- Natural areas
- Contact information
- For information on State Natural Areas, contact:
- Thomas Meyer
Natural areas conservation biologist
Wisconsin State Natural Areas Program Whitefish Dunes (No. 175)
Within Whitefish Dunes State Park, Door County. T28N-R27E, Sections 2, 3, 10. 230 acres.
Whitefish Dunes State Natural Area preserves the largest and most significant Great Lakes dunescape in Wisconsin. The complex of active and stabilized dunes protected by Whitefish Bay along the Lake Michigan coast contains a rich flora particularly adapted to this dynamic habitat. All stages of succession, from open beach through northern mesic and wet-mesic forest, are represented here. The lakeside fore dune is open, sandy and vegetated with common milkweed, beach wormwood, beach pea, lyrate rock cress and several beach grasses, including the state-threatened thick-spike wheat grass (Elytrigia dasystachya ssp. psammophila) and prairie sand-reed (Calamovilfa longifolia var. magna). Wisconsin's largest and most viable population of the federally-threatened dune thistle (Cirsium pitcheri) inhabits the shifting sands of the fore dune. The backside of the fore dune is forested with white birch, balsam fir, and white cedar and contains a ground cover of abundant Canada yew. The dunes farther from the lake are more stabilized and heavily wooded with northern mesic forest of sugar maple, large-toothed aspen, eastern hemlock, and American beech. Also present is a small bog lake with associated sedge meadow and frontage on Clark Lake, a baymouth bar lake.
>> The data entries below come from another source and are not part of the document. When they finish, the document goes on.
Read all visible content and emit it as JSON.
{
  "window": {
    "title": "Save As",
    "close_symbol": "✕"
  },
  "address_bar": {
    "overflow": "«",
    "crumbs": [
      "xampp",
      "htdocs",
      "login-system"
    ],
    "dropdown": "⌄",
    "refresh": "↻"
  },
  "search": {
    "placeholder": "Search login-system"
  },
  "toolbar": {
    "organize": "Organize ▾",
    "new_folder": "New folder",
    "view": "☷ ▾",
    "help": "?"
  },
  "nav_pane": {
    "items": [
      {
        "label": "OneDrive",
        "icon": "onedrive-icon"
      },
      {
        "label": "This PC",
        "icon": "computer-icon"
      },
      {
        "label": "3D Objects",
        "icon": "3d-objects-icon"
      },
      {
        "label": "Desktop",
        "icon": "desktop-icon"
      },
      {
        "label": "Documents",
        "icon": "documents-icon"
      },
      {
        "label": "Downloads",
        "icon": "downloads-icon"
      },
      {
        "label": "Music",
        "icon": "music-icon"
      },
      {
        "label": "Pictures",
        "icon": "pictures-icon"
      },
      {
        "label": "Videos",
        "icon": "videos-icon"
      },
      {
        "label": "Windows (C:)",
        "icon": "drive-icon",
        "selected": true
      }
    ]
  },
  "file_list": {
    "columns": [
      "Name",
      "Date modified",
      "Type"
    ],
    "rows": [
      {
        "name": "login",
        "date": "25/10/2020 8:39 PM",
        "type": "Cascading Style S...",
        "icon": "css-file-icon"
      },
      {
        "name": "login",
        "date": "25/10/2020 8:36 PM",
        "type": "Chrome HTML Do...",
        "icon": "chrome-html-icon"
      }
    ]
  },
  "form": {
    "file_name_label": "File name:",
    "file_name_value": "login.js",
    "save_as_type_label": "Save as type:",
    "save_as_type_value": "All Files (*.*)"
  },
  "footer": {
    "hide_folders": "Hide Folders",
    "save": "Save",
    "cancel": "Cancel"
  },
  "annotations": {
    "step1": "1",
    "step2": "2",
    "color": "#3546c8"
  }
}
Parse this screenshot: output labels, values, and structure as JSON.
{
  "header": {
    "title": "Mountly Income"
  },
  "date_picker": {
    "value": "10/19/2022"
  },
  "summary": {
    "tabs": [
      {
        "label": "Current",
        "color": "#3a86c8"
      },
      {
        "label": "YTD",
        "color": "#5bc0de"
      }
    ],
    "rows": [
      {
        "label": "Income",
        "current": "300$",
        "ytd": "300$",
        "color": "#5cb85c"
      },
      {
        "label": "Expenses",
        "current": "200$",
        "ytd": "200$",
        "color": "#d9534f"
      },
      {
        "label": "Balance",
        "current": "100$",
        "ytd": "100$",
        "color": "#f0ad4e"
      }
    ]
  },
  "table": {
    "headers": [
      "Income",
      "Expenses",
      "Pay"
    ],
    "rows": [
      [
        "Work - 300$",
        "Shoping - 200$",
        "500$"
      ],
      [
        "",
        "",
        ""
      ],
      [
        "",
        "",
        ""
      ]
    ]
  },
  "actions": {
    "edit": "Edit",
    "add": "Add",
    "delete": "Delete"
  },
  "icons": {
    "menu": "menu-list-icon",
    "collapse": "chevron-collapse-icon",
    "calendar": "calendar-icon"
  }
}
Common nesting birds include red-eyed vireo, veery, black-throated green and Canada warblers, American redstart, and eastern wood pewee. Whitefish Dunes is owned by the DNR and was designated a State Natural Area in 1980.
From the intersection of State Highway 57 and County Highway T in Valmy, go north on 57 1.1 miles, then east on Clark Lake Road (County Highway WD) 2.1 miles to the entrance of Whitefish Dunes State Park. Continue 1.5 miles to the park office and parking area. Several hiking trails lead south into the dunes. A Wisconsin State Park sticker must be displayed on all vehicles entering the park.
Whitefish Dunes is owned by:
The DNR's state natural areas program is comprised of lands owned by the state, private conservation organizations, municipalities, other governmental agencies, educational institutions and private individuals. While the majority of SNAs are open to the public, access may vary according to individual ownership policies. Public use restrictions may apply due to public safety, or to protect endangered or threatened species or unique natural features. Lands may be temporarily closed due to specific management activities. Users are encouraged to contact the landowner for more specific details.
The data shown on these maps have been obtained from various sources, and are of varying age, reliability, and resolution. The data may contain errors or omissions and should not be interpreted as a legal representation of legal ownership boundaries.
Manage the site as a reserve for northern mesic forest and Great Lakes dune and interdunal swale, as a rare plant preserve, as a significant geological site, and as an ecological reference area. Natural processes will determine the structure of the natural communities of this site. Provide opportunities for research and education on the highest quality native Great Lakes dune ecosystems.
The native communities are managed passively, allowing nature to determine the ecological characteristics of the site. Exceptions include control of invasive plants and animals, maintenance of existing facilities, and access to suppress wildfires. Salvage of trees after a major wind event can occur if the volume of woody material affects trails and access.
- Although removal of hazardous trees from over and near trails and field roads is an allowed activity, manipulation/removal of vegetation and soil disturbance should be minimized to the extent possible.
- Boardwalks need occasional repair and repositioning.
Very few State Natural Areas have public facilities, but nearly all are open for a variety of recreational activities as indicated below. Generally, there are no picnic areas, restrooms, or other developments. Parking lots or designated parking areas are noted on individual SNA pages and maps. Trails, if present, are typically undesignated footpaths. If a developed trail is present, it will normally be noted on the SNA map and/or under the "Access" tab. A compass and topographic map or a GPS unit are useful tools for exploring larger, isolated SNAs.
In general, the activities listed below are allowed on all DNR-owned SNA lands. Exceptions to this list of public uses, such as SNAs closed to hunting, are noted under the "Access" tab above and posted with signs on site.
- Cross country skiing
- Horseback riding
- Rock climbing
- Vehicles, including bicycles, ATVs, aircraft, and snowmobiles except on trails and roadways designated for their use
- Collecting of animals, non-edible fungi, rocks, minerals, fossils, archaeological artifacts, soil, downed wood, or any other natural material, alive or dead. Collecting for scientific research requires a permit issued by the DNR
- Collecting of plants including seeds, roots or other non-edible parts of herbaceous plants such as wildflowers or grasses
- Camping and campfires
For rules governing state-owned SNAs and other state lands, please consult Chapter NR 45 Wis. Admin. Code [exit DNR]